- WHAT IS NEEDED: From the first line to the last, print the data exactly as it appears.

Records from a collection
- - -

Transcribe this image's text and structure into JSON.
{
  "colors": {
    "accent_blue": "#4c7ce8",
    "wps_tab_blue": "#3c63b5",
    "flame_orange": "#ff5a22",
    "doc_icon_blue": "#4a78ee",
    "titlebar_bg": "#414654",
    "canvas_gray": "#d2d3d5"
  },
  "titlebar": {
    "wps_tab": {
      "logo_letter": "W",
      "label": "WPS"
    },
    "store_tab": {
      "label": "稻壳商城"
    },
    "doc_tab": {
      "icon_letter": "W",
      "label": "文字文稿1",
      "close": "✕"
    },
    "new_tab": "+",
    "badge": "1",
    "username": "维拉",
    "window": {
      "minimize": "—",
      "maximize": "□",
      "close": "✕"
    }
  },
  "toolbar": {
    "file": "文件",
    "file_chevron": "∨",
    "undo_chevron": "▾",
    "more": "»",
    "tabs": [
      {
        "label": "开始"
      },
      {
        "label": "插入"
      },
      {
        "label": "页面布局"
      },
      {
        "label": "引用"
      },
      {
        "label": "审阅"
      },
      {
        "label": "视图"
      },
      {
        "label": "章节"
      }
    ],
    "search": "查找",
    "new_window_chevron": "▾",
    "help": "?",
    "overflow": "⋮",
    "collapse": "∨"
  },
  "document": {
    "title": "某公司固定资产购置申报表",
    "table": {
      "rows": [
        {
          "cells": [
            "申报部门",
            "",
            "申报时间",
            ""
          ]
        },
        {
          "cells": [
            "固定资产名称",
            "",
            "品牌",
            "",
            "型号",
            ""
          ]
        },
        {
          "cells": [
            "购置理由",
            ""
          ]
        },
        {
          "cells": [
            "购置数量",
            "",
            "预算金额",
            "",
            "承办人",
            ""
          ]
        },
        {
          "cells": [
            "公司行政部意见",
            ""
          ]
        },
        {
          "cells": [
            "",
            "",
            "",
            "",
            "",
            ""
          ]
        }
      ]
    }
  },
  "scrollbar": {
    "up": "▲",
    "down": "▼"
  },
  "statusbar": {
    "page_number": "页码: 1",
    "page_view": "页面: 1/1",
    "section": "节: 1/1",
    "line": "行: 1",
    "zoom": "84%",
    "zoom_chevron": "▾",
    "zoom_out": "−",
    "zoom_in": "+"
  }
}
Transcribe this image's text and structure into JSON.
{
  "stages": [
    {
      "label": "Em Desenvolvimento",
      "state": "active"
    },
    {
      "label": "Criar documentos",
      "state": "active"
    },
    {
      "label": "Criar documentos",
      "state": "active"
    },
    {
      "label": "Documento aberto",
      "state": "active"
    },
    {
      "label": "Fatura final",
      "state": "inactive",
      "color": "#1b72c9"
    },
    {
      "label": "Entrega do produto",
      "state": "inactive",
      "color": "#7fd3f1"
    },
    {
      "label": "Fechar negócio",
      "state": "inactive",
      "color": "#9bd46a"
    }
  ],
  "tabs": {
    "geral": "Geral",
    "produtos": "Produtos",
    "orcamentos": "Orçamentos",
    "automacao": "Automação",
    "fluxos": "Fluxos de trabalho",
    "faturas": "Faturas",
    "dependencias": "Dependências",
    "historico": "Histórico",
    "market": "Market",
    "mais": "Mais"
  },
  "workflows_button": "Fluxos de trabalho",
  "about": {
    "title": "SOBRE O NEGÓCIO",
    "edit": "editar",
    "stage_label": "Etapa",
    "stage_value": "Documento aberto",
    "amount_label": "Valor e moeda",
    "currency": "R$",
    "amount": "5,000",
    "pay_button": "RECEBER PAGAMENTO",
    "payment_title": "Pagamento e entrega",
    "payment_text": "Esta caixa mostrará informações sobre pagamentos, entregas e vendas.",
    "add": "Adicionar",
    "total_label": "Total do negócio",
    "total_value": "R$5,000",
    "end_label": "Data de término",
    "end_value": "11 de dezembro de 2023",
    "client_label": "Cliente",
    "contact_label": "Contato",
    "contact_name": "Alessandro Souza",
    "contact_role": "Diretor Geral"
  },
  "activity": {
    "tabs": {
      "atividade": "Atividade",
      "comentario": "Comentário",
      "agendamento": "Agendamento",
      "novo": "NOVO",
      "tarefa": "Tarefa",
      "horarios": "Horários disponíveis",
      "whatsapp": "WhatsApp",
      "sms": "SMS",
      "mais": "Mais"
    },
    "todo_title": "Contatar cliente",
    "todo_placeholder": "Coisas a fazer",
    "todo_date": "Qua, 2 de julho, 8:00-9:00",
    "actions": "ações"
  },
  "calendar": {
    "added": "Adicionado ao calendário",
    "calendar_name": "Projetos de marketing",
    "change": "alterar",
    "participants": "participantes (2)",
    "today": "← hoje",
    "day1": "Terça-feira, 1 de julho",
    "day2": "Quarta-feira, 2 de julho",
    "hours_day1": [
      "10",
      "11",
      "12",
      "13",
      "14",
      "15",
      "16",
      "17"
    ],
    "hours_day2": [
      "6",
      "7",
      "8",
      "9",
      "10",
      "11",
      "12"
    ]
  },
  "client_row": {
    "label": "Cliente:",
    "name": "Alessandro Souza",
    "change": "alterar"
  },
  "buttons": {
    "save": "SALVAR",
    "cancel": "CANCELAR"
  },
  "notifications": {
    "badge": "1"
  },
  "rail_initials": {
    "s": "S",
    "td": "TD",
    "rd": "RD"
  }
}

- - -

- ANSWER SPACE:
Transcribe this image's text and structure into JSON.
{
  "colors": {
    "accent_blue": "#4c7ce8",
    "wps_tab_blue": "#3c63b5",
    "flame_orange": "#ff5a22",
    "doc_icon_blue": "#4a78ee",
    "titlebar_bg": "#414654",
    "canvas_gray": "#d2d3d5"
  },
  "titlebar": {
    "wps_tab": {
      "logo_letter": "W",
      "label": "WPS"
    },
    "store_tab": {
      "label": "稻壳商城"
    },
    "doc_tab": {
      "icon_letter": "W",
      "label": "文字文稿1",
      "close": "✕"
    },
    "new_tab": "+",
    "badge": "1",
    "username": "维拉",
    "window": {
      "minimize": "—",
      "maximize": "□",
      "close": "✕"
    }
  },
  "toolbar": {
    "file": "文件",
    "file_chevron": "∨",
    "undo_chevron": "▾",
    "more": "»",
    "tabs": [
      {
        "label": "开始"
      },
      {
        "label": "插入"
      },
      {
        "label": "页面布局"
      },
      {
        "label": "引用"
      },
      {
        "label": "审阅"
      },
      {
        "label": "视图"
      },
      {
        "label": "章节"
      }
    ],
    "search": "查找",
    "new_window_chevron": "▾",
    "help": "?",
    "overflow": "⋮",
    "collapse": "∨"
  },
  "document": {
    "title": "某公司固定资产购置申报表",
    "table": {
      "rows": [
        {
          "cells": [
            "申报部门",
            "",
            "申报时间",
            ""
          ]
        },
        {
          "cells": [
            "固定资产名称",
            "",
            "品牌",
            "",
            "型号",
            ""
          ]
        },
        {
          "cells": [
            "购置理由",
            ""
          ]
        },
        {
          "cells": [
            "购置数量",
            "",
            "预算金额",
            "",
            "承办人",
            ""
          ]
        },
        {
          "cells": [
            "公司行政部意见",
            ""
          ]
        },
        {
          "cells": [
            "",
            "",
            "",
            "",
            "",
            ""
          ]
        }
      ]
    }
  },
  "scrollbar": {
    "up": "▲",
    "down": "▼"
  },
  "statusbar": {
    "page_number": "页码: 1",
    "page_view": "页面: 1/1",
    "section": "节: 1/1",
    "line": "行: 1",
    "zoom": "84%",
    "zoom_chevron": "▾",
    "zoom_out": "−",
    "zoom_in": "+"
  }
}
Transcribe this image's text and structure into JSON.
{
  "stages": [
    {
      "label": "Em Desenvolvimento",
      "state": "active"
    },
    {
      "label": "Criar documentos",
      "state": "active"
    },
    {
      "label": "Criar documentos",
      "state": "active"
    },
    {
      "label": "Documento aberto",
      "state": "active"
    },
    {
      "label": "Fatura final",
      "state": "inactive",
      "color": "#1b72c9"
    },
    {
      "label": "Entrega do produto",
      "state": "inactive",
      "color": "#7fd3f1"
    },
    {
      "label": "Fechar negócio",
      "state": "inactive",
      "color": "#9bd46a"
    }
  ],
  "tabs": {
    "geral": "Geral",
    "produtos": "Produtos",
    "orcamentos": "Orçamentos",
    "automacao": "Automação",
    "fluxos": "Fluxos de trabalho",
    "faturas": "Faturas",
    "dependencias": "Dependências",
    "historico": "Histórico",
    "market": "Market",
    "mais": "Mais"
  },
  "workflows_button": "Fluxos de trabalho",
  "about": {
    "title": "SOBRE O NEGÓCIO",
    "edit": "editar",
    "stage_label": "Etapa",
    "stage_value": "Documento aberto",
    "amount_label": "Valor e moeda",
    "currency": "R$",
    "amount": "5,000",
    "pay_button": "RECEBER PAGAMENTO",
    "payment_title": "Pagamento e entrega",
    "payment_text": "Esta caixa mostrará informações sobre pagamentos, entregas e vendas.",
    "add": "Adicionar",
    "total_label": "Total do negócio",
    "total_value": "R$5,000",
    "end_label": "Data de término",
    "end_value": "11 de dezembro de 2023",
    "client_label": "Cliente",
    "contact_label": "Contato",
    "contact_name": "Alessandro Souza",
    "contact_role": "Diretor Geral"
  },
  "activity": {
    "tabs": {
      "atividade": "Atividade",
      "comentario": "Comentário",
      "agendamento": "Agendamento",
      "novo": "NOVO",
      "tarefa": "Tarefa",
      "horarios": "Horários disponíveis",
      "whatsapp": "WhatsApp",
      "sms": "SMS",
      "mais": "Mais"
    },
    "todo_title": "Contatar cliente",
    "todo_placeholder": "Coisas a fazer",
    "todo_date": "Qua, 2 de julho, 8:00-9:00",
    "actions": "ações"
  },
  "calendar": {
    "added": "Adicionado ao calendário",
    "calendar_name": "Projetos de marketing",
    "change": "alterar",
    "participants": "participantes (2)",
    "today": "← hoje",
    "day1": "Terça-feira, 1 de julho",
    "day2": "Quarta-feira, 2 de julho",
    "hours_day1": [
      "10",
      "11",
      "12",
      "13",
      "14",
      "15",
      "16",
      "17"
    ],
    "hours_day2": [
      "6",
      "7",
      "8",
      "9",
      "10",
      "11",
      "12"
    ]
  },
  "client_row": {
    "label": "Cliente:",
    "name": "Alessandro Souza",
    "change": "alterar"
  },
  "buttons": {
    "save": "SALVAR",
    "cancel": "CANCELAR"
  },
  "notifications": {
    "badge": "1"
  },
  "rail_initials": {
    "s": "S",
    "td": "TD",
    "rd": "RD"
  }
}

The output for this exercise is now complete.